let callbackFunction = function(rec) { console.dir(rec); } reqBuilder.setCallback(callbackFunction);
Finally, build a requester and fire off your request:
let requester =; requester.exec();
Your recommendations will be delivered to the callback method. If something goes wrong, you will be informed in the browser console.

Recommendation Responses

In response to recommendation requests you will get JSON like this:
{ "path": ".", "name": "CustomerItem", "origin": "CustomerItem", "origin_details": [], "result": { "ids": [ "Item45", "Item76", "Item334", "Item2", "Item53" ], "taxon": "item", "type": "simple" }, "source_ids": { "customer": { "ids": [ "anonymous" ], "taxon": "person", "type": "simple" } } }
Marked in red are the most important parts. The result.ids field contains the requested recommendations, and the origin field contains information that you will need when reporting, as described in the following section.

Tracking Exposure and Interaction

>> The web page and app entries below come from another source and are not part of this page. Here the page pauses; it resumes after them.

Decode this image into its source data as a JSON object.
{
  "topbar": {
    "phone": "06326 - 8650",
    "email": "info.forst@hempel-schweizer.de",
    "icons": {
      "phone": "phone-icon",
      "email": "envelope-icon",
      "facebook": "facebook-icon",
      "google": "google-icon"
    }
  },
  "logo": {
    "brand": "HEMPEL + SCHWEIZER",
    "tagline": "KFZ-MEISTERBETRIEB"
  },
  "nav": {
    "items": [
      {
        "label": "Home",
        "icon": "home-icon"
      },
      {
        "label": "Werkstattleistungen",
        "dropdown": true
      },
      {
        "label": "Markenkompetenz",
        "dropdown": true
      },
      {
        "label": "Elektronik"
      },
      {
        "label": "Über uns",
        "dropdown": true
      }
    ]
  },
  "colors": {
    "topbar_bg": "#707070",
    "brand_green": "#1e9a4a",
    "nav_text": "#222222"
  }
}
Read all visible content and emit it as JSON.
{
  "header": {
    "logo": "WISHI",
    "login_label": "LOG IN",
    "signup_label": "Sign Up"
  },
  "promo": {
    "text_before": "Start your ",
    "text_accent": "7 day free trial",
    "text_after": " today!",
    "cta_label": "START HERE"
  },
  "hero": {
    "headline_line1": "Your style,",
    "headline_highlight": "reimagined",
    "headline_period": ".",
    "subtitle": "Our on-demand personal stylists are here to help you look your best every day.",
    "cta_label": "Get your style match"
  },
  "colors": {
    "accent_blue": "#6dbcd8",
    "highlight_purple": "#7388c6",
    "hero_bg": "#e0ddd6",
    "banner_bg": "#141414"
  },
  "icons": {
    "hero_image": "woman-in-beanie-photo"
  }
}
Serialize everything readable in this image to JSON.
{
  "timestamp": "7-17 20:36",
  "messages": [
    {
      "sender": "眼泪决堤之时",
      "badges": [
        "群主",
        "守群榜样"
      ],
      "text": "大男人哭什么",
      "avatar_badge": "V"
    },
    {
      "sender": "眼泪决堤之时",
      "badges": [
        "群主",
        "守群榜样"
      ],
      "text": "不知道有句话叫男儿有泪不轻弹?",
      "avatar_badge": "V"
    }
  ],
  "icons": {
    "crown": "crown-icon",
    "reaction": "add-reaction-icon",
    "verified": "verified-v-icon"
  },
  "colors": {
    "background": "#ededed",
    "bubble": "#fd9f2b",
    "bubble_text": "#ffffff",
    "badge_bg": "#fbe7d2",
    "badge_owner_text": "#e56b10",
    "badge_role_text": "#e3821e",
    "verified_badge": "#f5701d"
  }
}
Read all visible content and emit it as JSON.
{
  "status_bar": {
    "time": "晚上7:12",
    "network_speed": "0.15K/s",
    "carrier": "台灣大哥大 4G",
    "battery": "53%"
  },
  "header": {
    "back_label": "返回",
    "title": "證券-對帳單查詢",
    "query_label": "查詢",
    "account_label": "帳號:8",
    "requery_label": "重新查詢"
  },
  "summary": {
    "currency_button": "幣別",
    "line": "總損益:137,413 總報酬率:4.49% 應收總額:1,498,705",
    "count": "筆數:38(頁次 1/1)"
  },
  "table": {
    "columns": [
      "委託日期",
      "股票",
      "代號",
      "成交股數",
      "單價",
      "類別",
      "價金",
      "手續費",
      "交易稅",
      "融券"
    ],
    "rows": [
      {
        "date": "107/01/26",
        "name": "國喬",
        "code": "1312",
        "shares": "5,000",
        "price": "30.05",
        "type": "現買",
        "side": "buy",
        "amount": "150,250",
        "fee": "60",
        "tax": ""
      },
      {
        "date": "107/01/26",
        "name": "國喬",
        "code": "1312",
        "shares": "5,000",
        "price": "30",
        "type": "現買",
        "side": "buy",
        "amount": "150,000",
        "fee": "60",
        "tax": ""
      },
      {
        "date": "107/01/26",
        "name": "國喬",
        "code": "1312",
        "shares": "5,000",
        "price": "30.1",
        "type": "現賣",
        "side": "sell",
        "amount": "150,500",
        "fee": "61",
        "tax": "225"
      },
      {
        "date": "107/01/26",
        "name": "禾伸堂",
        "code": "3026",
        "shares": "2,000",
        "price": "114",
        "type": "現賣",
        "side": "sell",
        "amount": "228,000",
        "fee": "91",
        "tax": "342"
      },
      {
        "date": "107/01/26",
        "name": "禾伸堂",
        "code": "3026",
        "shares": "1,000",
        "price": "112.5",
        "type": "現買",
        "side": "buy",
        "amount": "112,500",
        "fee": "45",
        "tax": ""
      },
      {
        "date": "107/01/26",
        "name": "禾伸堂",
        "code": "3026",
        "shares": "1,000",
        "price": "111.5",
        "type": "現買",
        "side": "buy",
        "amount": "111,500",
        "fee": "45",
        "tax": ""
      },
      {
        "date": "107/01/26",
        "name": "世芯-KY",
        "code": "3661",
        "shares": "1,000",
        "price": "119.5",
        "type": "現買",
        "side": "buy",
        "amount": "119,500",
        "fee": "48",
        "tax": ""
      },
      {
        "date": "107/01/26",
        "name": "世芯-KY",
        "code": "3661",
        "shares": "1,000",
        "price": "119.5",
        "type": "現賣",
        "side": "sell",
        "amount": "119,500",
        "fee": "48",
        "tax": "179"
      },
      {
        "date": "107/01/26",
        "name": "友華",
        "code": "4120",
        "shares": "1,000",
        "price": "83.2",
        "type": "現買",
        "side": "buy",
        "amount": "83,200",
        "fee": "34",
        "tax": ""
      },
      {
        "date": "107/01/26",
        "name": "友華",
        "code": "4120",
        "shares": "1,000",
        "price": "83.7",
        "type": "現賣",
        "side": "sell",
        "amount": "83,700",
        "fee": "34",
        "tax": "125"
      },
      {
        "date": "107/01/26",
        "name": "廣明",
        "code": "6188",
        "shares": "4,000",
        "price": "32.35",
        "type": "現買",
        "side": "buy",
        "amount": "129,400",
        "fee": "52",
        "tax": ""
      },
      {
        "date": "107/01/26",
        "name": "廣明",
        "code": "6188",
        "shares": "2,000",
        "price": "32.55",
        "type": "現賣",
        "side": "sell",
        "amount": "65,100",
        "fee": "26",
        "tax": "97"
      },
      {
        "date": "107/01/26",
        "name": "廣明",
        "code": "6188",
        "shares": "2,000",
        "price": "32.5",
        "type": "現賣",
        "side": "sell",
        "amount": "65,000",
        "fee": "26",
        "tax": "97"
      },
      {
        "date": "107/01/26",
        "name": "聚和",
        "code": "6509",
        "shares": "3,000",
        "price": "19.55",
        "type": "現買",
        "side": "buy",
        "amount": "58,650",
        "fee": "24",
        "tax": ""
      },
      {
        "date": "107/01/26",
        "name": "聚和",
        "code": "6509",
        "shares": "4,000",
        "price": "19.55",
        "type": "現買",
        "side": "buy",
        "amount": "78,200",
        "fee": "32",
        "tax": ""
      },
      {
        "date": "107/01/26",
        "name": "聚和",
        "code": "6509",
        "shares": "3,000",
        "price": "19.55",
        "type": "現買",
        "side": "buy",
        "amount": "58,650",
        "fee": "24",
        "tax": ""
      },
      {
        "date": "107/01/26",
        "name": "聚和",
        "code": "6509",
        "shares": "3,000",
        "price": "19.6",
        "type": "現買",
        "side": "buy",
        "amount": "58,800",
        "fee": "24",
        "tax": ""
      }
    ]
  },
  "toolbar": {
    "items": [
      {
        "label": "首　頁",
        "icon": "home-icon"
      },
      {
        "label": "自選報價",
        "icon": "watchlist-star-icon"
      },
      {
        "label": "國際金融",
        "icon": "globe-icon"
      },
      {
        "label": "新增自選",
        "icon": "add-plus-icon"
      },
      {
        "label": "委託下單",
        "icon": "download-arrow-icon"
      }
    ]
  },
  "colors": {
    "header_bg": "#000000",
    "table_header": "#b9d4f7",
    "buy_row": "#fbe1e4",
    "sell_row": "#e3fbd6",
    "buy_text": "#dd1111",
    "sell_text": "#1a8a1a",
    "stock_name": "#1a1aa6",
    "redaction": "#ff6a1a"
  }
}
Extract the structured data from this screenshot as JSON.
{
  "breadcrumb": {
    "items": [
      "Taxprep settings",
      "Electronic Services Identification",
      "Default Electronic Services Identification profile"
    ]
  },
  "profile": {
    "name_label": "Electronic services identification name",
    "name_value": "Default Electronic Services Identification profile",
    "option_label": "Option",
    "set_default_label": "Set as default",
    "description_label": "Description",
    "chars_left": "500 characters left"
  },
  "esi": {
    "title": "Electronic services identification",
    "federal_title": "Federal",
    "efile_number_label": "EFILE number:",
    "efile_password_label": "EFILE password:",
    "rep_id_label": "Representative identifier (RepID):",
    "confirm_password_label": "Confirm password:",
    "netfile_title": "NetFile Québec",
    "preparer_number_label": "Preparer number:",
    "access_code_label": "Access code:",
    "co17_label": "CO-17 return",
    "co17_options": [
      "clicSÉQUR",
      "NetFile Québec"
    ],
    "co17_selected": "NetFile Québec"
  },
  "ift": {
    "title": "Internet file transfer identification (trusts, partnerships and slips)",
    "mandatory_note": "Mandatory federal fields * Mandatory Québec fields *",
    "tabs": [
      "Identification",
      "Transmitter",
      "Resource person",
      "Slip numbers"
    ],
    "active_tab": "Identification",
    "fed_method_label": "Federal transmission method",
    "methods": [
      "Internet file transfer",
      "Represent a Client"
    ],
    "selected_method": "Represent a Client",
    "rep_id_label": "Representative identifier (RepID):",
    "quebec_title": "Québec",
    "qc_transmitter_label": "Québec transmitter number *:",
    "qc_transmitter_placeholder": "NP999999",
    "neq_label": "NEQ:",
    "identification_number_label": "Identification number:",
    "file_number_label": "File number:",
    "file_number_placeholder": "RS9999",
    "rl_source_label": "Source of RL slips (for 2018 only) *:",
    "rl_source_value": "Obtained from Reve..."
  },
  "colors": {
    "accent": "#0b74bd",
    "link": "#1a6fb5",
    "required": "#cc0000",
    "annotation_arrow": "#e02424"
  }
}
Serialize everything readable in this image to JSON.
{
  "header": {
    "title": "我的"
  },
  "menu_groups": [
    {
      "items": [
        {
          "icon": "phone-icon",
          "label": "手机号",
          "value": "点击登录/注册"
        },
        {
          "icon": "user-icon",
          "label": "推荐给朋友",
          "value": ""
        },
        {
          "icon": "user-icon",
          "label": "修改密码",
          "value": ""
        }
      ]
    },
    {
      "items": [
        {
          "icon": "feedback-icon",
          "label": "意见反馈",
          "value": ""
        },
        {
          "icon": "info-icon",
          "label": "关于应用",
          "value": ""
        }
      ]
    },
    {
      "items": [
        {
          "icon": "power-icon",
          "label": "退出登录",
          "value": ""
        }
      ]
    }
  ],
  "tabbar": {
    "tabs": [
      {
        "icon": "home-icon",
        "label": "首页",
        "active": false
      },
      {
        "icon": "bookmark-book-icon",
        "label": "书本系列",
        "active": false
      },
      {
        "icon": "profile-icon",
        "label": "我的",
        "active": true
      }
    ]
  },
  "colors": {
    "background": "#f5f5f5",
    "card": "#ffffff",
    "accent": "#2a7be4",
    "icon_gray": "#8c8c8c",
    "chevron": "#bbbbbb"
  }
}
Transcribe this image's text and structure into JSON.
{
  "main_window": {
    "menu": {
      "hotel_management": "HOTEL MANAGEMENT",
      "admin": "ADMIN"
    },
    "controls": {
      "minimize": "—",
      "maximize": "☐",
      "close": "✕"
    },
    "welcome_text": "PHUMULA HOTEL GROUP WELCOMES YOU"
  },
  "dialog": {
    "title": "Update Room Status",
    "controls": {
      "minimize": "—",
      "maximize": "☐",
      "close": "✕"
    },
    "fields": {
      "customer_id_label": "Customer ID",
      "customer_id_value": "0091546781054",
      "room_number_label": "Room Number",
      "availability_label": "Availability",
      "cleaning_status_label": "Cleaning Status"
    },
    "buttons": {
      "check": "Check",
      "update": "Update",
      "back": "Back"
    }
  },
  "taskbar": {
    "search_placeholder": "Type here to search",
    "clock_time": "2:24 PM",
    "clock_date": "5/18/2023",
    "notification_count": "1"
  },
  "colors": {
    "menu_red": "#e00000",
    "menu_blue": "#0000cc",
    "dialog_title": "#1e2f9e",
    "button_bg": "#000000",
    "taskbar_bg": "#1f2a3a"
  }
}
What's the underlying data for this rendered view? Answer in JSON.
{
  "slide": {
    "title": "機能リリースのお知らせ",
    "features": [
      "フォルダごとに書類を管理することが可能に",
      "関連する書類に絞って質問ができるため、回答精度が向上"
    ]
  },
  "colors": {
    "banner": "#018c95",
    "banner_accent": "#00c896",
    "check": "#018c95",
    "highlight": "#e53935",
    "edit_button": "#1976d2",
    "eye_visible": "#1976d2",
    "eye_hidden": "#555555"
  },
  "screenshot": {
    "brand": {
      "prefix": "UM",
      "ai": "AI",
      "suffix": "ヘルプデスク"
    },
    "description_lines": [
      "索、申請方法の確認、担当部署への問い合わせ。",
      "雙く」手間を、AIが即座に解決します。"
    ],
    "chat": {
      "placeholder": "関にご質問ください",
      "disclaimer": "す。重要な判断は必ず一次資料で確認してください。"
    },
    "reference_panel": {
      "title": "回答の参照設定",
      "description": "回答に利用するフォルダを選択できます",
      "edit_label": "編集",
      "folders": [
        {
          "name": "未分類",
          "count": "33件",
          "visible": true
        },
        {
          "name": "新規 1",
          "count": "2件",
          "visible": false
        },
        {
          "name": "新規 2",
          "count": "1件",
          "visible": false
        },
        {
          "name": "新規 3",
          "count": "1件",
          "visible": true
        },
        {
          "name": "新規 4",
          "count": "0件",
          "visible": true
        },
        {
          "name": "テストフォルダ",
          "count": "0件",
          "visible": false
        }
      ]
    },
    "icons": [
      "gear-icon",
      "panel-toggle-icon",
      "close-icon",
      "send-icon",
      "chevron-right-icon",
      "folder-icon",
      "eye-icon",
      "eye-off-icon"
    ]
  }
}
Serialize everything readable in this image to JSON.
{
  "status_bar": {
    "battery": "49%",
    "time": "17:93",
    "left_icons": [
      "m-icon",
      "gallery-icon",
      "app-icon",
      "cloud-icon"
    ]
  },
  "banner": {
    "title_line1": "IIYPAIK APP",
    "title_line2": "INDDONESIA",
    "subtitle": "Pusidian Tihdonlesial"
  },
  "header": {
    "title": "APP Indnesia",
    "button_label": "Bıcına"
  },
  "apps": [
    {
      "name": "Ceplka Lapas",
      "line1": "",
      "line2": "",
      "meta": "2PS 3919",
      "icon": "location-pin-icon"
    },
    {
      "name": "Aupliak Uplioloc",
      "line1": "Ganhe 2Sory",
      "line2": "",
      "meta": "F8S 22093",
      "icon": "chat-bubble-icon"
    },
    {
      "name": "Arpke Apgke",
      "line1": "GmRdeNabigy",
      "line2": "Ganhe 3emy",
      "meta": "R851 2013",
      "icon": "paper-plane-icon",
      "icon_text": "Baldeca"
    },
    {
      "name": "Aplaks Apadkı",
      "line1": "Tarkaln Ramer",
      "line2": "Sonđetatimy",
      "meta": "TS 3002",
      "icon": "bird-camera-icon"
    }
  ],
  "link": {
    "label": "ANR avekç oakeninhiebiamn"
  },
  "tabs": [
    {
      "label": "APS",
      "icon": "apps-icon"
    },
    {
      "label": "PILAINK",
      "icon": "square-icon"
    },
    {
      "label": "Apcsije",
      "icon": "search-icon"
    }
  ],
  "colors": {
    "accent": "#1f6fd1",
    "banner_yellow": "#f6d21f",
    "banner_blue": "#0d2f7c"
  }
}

For statistics and for enhancement of recommendations and algorithms, exposure of recommendations and clicks thereon must be reported back to the Gravity system. The javascript client is constructed to handle this for you, but it needs two data attributes to be placed in the recommendations' DOM-tree elements:
Using the result example above to embed recommendations in our HTML, we could construct something like this (again with the important parts in red):
<html> <head> <script type="application/javascript" async="true" src=""></script> </head> <body> <h1>Recommended for you</h1> <ul> <li data-sannsyn-recommendation="Item45" data-sannsyn-recommender-id="CustomerItem"> <a href="clickOnItem45">Item45</a> </li> <li data-sannsyn-recommendation="Item76" data-sannsyn-recommender-id="CustomerItem"> <a href="clickOnItem76">Item76</a> </li> <li data-sannsyn-recommendation="Item334" data-sannsyn-recommender-id="CustomerItem"> <a href="clickOnItem334">Item334</a> </li> <li data-sannsyn-recommendation="Item2" data-sannsyn-recommender-id="CustomerItem"> <a href="clickOnItem2">Item2</a> </li> <li data-sannsyn-recommendation="Item53" data-sannsyn-recommender-id="CustomerItem"> <a href="clickOnItem53">Item53</a> </li> </ul> ...
The javascript client will detect the recommendations becoming visible on screen. If any of them are clicked on, that too is registered. If the data-sannsyn- attributes are properly applied, both of these events are automatically reported back to the recommender.